They had such a trip that they wanted to experience it again – and felt that the band needed to revolutionize their music. Though Ringo Starr was willing, Paul McCartney held off and did not try it until quite a while later.

The perfect example of their psychedelic rock entries is the classic Revolver in 1966. Their experimentation on that album – the stuff that was NOT too out there to include – was groundbreaking and put the emotions of the people who were trying Acid and LSD like candy into songs.

With the haunting vocal effect of Lennon’s voice echoing on a rotating microphone ending the final song on the album Tomorrow Never Knows, it was a solid entry into psychedelic music’s evergrowing field that would define the 1960s.

Bringing In Heavy Metal

Though there are some definite harder metal records in the late sixties for the group, Lennon said their first heavy metal song was from their 1965 album Help! It was the off-beat song entitled Ticket To Ride. McCartney has also stated that he feels that this song is the beginning of their trip to the harder side of rock.

Included in that harder genre is not only heavy metal but also psychedelic rock. When their self-titled album, a two-disc record better known as The White Album, introduced a new entry into a hard rock known as heavy metal.

Yes, there are plenty who will throw up their hands and close out the browser, but please know – this is not an endorsement agreeing with Sir Paul McCartney that The Beatles invented heavy metal. Nor is it a statement detracting from that. There is little doubt that Helter Skelter was one of the first popular heavy metal songs.

The second real heavy metal song put out by The Beatles was also on the much-underappreciated track with Why Don’t We Do it in the Road? This may be described by many as proto-metal. Still, with the heavy bass, heavier drums, and McCartney’s undeniable screaming rock-n-roll lyrics, there is no denying that these two songs were early famous heavy metal tracks and helped to shape the genre.

So many more

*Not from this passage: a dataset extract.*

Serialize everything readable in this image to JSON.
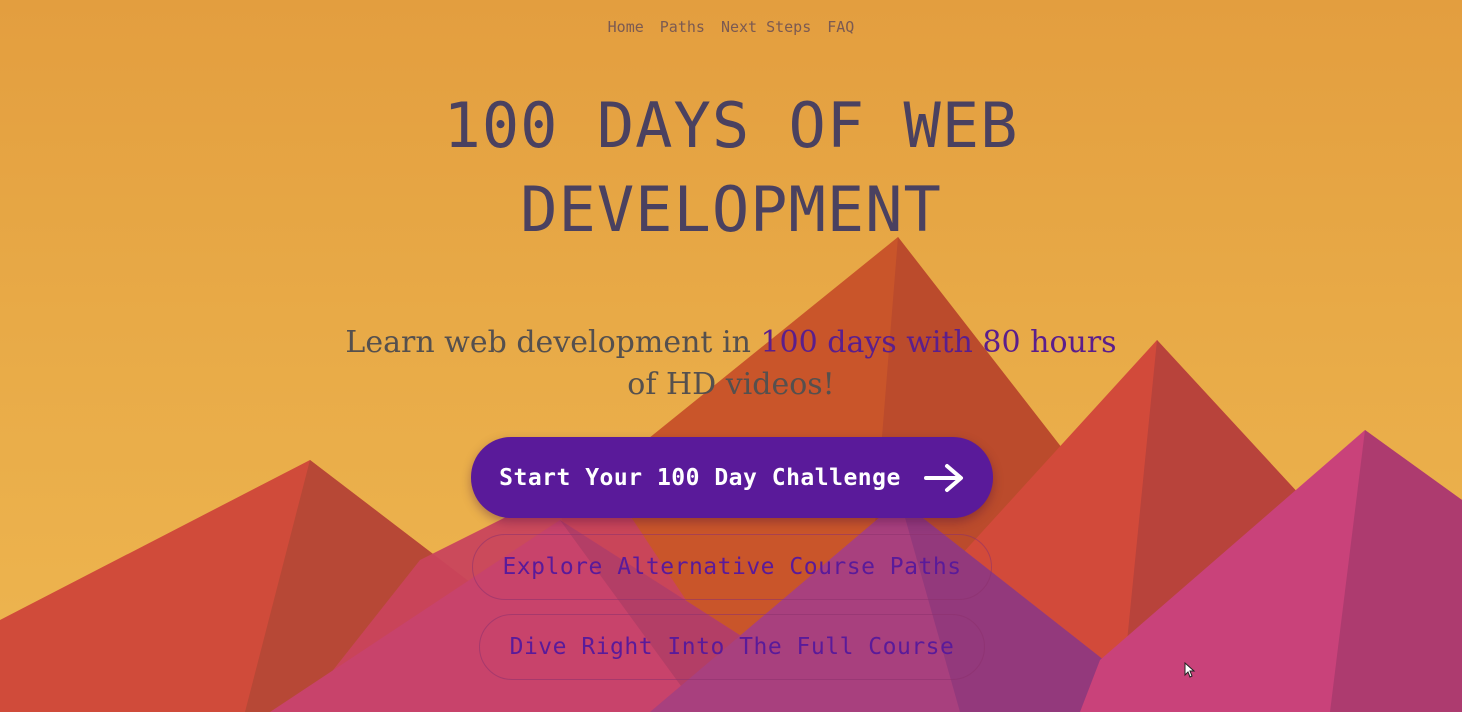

Though there are more – so many more – genres that could define The Beatles’ growth over time, these are the most definitive that once introduced to the group’s songs would stay and evolve with them over their all too short time together.

To Sum Up

The Beatles fall under the classic Rock umbrella but it is clear that they were much more than this and had many influences throughout their song writing career.

It is probably not fair to say that they created certain sub genres but it is more accurate to say that they played their part in helping to create them along with many other bands of the time.

To be a musician is to be creative whilst sticking to a set of rules about how songs should be created, but as we all know rules are there to be broken and The Beatles certainly did break these rules on occassion but also had the sense to create commercial hooks that people would remember.

Especially in their early days of writing John and Paul really knew how to craft a 3 minute radio friendly song with memorable hooks and this certainly led to them having a lot of early hits which in turn gave them a lot of attention.

This attention and expectation led to Beatlemania which eventually led to the band stopping touring. This in turn caused the band to explore their music outside of their classic 3 minute radio friendly song routine which led them down the multi genre paths as shown above.

It is true to say that other musicians (such as Eric Clapton) for example had a huge influence on The Beatles, their own personal lives and the culture surrounding them also played a influential role in their head space when exploring new ways to craft songs.